I know it's ironic to begin this post with a propositional statement instead of a narrative, but that's the dogma that's been running through my brain these days as our life has been plunged into upheaval over the past month.
In case you missed the memo: Josh, Marshall, and I gave away most of our furniture and threw the rest of our worldly goods into a UHaul and moved from Chicago to Philadelphia so that I could start my new job at Red Letter Christians. Our life is still packed away in boxes since we won't be moving into a more permanent apartment until the beginning of October. When I packed most of my books, I accidentally packed away my writing pad, too. I see that boxed notepad as a metaphor for my humanity, which has gone into hibernation for a spell. There’s just no time or space to devote to book writing at the moment, and in the absence of my craft, I feel stymied (though writing this blog helps me to breathe a little).
But back to my propositional pontificating on stories.
It's not that stories should come first (though this is probably also true), but stories do come first. Of course, there isn't always a clean line between story and theology, but I think of theology as reflection–the ordering or explanation–that takes place after the dust settles. We had the experience, but missed the meaning. The reflection helps us to make sense of the experience–to explicate its meaning. Our past experiences collide with the present ones, and our theology is what comes when we begin to sort that out. So theology is important, but it doesn't come first.
I used to think that we start (or should start) with theology and view our experiences through those lenses. Now I realize that we begin with stories, plunged from birth into a world of sensations and relationships that we try to make sense of as time passes.
When it comes to the stories of the Bible, we may want to come with a clean slate, but this is not how relationships work, nor does it reflect the reality of Jesus' incarnation. We come with our stories, our histories, our interpretations. As we read the Bible–or encounter the stories of Israel and Jesus through a friend–we begin to see how these collide with our story, and how our story collides with them. They do not erase our story, nor does our story erase the story of Jesus embodied in scripture and the history of God's people. Jesus' story interrupts ours, and our story interrupts his.
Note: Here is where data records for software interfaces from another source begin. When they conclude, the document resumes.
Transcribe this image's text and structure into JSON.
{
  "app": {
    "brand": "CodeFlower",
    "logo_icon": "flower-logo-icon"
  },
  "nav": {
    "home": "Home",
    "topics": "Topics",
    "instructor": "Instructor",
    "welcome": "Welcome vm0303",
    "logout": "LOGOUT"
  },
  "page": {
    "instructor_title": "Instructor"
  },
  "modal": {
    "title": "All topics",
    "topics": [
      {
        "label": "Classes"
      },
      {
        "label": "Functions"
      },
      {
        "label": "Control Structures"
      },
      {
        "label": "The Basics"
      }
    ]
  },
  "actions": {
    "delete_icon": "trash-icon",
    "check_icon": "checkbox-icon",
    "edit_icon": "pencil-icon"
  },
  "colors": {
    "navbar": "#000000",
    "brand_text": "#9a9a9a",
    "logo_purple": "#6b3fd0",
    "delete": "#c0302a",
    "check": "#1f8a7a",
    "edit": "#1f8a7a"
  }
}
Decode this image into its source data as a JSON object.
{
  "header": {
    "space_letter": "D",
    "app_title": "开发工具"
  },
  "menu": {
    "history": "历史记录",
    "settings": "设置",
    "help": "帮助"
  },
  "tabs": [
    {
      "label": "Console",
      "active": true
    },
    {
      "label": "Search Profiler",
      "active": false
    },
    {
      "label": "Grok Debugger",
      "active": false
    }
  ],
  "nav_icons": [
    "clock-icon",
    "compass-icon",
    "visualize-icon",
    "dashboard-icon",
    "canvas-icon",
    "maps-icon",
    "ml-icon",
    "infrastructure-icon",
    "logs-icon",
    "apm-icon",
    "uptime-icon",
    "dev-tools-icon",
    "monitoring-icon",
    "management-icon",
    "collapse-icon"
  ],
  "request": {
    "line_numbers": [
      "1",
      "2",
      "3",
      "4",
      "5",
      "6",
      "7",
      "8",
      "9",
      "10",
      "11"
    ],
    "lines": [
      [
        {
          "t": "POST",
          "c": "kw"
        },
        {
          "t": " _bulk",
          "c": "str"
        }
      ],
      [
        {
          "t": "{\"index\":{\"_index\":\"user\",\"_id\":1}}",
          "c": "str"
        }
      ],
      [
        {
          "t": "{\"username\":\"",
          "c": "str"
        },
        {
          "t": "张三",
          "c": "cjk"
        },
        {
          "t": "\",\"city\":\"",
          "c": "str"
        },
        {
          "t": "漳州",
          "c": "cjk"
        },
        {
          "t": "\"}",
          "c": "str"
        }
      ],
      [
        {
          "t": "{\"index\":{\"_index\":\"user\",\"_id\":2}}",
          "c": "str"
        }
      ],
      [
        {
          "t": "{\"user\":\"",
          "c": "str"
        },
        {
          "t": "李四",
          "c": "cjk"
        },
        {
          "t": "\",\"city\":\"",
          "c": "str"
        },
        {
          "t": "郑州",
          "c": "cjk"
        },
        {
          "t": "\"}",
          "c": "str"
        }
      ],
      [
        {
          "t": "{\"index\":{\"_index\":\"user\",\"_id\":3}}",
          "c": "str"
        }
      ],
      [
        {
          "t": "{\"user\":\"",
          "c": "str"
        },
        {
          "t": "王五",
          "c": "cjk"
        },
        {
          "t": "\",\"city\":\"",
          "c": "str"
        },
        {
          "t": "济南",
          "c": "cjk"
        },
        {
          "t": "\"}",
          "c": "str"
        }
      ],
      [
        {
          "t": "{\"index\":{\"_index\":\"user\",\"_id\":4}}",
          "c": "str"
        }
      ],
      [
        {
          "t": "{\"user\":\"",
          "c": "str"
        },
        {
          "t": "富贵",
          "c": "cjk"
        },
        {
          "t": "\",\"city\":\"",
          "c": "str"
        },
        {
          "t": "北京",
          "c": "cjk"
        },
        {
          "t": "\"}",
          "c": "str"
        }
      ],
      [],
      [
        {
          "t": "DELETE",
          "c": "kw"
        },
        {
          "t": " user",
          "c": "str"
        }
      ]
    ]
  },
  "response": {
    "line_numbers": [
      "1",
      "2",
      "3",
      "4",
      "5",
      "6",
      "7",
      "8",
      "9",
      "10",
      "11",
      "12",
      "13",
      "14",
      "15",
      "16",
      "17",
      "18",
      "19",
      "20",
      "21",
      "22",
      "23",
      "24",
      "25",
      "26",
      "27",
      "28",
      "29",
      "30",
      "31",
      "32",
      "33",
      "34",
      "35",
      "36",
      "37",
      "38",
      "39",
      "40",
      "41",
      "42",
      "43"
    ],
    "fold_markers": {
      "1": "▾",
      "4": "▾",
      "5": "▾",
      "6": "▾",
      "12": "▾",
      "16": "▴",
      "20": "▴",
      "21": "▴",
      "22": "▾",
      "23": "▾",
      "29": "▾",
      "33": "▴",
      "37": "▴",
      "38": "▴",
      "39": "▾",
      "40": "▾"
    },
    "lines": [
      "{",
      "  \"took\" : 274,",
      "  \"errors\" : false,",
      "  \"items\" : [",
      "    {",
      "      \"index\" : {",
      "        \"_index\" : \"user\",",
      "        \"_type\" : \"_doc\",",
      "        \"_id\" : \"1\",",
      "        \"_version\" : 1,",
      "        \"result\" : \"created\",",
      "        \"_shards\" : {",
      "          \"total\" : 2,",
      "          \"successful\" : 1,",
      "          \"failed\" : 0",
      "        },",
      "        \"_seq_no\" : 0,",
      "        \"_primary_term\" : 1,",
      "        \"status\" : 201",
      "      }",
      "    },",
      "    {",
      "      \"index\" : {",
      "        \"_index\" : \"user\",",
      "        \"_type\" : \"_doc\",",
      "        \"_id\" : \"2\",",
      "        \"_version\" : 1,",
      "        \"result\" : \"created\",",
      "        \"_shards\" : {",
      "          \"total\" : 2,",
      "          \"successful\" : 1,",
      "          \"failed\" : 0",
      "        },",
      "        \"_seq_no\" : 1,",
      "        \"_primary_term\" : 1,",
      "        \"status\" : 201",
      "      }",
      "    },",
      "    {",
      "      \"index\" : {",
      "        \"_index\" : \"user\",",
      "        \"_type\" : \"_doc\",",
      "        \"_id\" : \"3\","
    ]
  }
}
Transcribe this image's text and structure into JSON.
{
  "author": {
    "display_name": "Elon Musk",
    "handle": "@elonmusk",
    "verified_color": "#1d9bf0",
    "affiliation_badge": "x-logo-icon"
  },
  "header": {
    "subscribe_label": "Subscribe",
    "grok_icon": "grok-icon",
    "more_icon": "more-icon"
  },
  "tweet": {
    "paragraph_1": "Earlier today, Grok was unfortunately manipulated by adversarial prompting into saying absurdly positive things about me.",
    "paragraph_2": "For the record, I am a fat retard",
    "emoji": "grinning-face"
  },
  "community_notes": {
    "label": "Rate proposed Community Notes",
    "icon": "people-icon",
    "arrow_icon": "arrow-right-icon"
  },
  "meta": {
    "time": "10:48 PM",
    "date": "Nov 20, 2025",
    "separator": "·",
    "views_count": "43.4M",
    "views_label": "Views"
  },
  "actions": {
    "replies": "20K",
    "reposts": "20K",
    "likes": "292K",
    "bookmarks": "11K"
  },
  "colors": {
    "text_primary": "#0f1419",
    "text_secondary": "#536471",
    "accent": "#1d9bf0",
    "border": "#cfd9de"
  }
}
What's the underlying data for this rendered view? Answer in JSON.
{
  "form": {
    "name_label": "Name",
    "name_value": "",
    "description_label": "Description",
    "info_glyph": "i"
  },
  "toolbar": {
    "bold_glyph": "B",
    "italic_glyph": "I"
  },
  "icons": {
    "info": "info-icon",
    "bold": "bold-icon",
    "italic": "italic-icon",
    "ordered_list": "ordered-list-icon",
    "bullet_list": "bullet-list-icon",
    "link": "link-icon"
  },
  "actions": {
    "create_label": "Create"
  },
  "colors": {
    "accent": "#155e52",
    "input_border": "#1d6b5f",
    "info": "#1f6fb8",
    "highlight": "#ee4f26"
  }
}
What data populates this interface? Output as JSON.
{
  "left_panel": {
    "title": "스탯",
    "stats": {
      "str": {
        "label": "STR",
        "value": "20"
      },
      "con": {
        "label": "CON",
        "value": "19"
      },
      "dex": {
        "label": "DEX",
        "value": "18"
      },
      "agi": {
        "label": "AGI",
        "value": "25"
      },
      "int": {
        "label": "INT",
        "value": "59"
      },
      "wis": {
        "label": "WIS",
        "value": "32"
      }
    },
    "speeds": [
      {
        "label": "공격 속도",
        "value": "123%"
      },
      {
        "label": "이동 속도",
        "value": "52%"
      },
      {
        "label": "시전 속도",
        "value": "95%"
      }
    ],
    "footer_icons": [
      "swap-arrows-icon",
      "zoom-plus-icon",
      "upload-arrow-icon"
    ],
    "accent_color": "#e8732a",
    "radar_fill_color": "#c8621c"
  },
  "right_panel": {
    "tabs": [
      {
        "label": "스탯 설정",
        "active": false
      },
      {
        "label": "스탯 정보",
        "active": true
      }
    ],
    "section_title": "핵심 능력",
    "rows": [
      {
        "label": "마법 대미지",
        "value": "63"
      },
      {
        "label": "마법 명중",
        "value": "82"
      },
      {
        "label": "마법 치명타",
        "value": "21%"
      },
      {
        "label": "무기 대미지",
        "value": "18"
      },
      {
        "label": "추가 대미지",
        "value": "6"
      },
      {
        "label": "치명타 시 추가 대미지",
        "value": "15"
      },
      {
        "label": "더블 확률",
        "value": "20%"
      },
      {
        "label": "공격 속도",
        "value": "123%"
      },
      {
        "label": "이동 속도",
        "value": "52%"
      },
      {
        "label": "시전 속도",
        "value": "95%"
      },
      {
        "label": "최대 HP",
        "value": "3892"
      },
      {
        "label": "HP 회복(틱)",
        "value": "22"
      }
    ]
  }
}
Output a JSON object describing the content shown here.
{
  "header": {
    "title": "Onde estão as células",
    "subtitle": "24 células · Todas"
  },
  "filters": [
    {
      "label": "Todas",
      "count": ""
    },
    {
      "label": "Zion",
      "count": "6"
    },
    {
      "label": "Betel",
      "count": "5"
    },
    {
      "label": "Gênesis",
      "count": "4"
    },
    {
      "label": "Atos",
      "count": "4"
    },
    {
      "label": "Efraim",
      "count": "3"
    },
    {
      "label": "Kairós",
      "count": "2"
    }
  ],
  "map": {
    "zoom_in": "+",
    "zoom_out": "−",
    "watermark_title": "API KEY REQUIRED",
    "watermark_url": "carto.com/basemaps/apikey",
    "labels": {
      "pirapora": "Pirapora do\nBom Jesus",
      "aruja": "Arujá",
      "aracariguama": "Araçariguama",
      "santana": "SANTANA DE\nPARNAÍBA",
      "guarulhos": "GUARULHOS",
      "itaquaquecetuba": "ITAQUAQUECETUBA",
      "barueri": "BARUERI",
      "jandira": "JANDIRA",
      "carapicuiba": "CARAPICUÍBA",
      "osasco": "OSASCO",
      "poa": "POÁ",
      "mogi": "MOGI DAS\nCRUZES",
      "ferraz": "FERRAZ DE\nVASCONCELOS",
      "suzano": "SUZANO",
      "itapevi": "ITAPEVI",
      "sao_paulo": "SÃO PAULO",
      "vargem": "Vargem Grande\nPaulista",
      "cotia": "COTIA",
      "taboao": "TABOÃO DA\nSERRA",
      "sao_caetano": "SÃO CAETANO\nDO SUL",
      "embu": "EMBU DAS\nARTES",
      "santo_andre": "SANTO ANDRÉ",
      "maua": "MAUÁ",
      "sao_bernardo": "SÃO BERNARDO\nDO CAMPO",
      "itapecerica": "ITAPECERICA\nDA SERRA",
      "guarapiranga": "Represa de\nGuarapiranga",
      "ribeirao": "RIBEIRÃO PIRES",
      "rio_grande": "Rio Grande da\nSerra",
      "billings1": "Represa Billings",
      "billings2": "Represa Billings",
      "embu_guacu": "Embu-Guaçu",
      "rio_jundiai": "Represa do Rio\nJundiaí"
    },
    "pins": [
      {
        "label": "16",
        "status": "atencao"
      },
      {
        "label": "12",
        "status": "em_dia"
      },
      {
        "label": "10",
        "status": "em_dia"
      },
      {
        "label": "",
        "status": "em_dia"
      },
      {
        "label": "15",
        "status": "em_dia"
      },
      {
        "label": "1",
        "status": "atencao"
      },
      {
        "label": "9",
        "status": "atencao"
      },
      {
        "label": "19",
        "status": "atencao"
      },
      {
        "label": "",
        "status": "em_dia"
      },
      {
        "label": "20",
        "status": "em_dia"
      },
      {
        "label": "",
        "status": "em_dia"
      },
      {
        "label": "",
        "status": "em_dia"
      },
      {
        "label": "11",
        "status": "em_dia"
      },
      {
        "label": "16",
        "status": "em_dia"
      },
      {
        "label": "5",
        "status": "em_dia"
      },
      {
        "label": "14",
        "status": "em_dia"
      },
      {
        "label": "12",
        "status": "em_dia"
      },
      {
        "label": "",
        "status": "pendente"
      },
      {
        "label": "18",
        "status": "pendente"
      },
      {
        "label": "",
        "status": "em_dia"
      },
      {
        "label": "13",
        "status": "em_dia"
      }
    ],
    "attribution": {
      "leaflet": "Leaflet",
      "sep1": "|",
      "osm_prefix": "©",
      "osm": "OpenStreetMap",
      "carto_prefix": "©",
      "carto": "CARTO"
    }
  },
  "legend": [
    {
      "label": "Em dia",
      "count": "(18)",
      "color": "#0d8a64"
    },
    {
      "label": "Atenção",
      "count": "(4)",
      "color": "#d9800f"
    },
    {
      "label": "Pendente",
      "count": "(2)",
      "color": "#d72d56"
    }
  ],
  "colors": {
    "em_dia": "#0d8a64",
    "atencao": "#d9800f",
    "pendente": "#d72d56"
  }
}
I now work as an assistant to man who is, among other things, a professional story-teller. He travels and speaks, and often begins his messages with stories. And as I hear him speak, I realize that what makes him such a good speaker is that the stories he tells are not illustrations for theology. The stories are the message, whether they are stories from scripture or stories from his life or the lives of those around him (often a mix of both). The theology becomes an explication of those stories, an unpacking of the meaning. The stories are not a stepping stone to the theology, but the root of it.
If God had wanted an uninterrupted story or set of unchangeable propositions–a monolithic narrative or unmalleable theology–he would not have made us creative creatures that make decisions and shape the course of history. If he wanted an uninterrupted story, he would have made us machines that work but have no freedom, or he would have made us free and left us to our own devices. He does neither. He insists that this is not just his story nor is it just ours. He creates the human world and enters it–first through creation, then through his dealings with Israel and then–most intimately–through Jesus, God made flesh.
Stories come first. The Gospel–the ‘announcement’ or ‘proclamation’–of Jesus the Christ (‘the Messiah’) is the height of a series of stories that began long ago. The four canonical Gospels (Matthew, Mark, Luke, and John) contain some of the earliest traditions about how Jesus’ story collided with the story of Israel and how the experiences of Jesus’ followers collided with Jesus. Although the letters of the Apostle Paul were in circulation before the four Gospels were written, these Gospels are based largely on stories that people were already telling in the community about Jesus. Paul takes the stories of Jesus and begins to unpack them for the new faith communities that are springing up across the Mediterranean world, explaining the narrative and theological significance of Jesus’ life–significance that had only just started coming to light.
Stories come first. Stories should not compete with theology, but be the basis of theological reflection–and then that reflection, in turn, begins to shape and re-shape our stories as the stories are told again and again in new ways and in new communities. Stories are not (primarily) illustrations for theology, but the soil where the seed of experience begins to be nourished by the water and sun of reflection.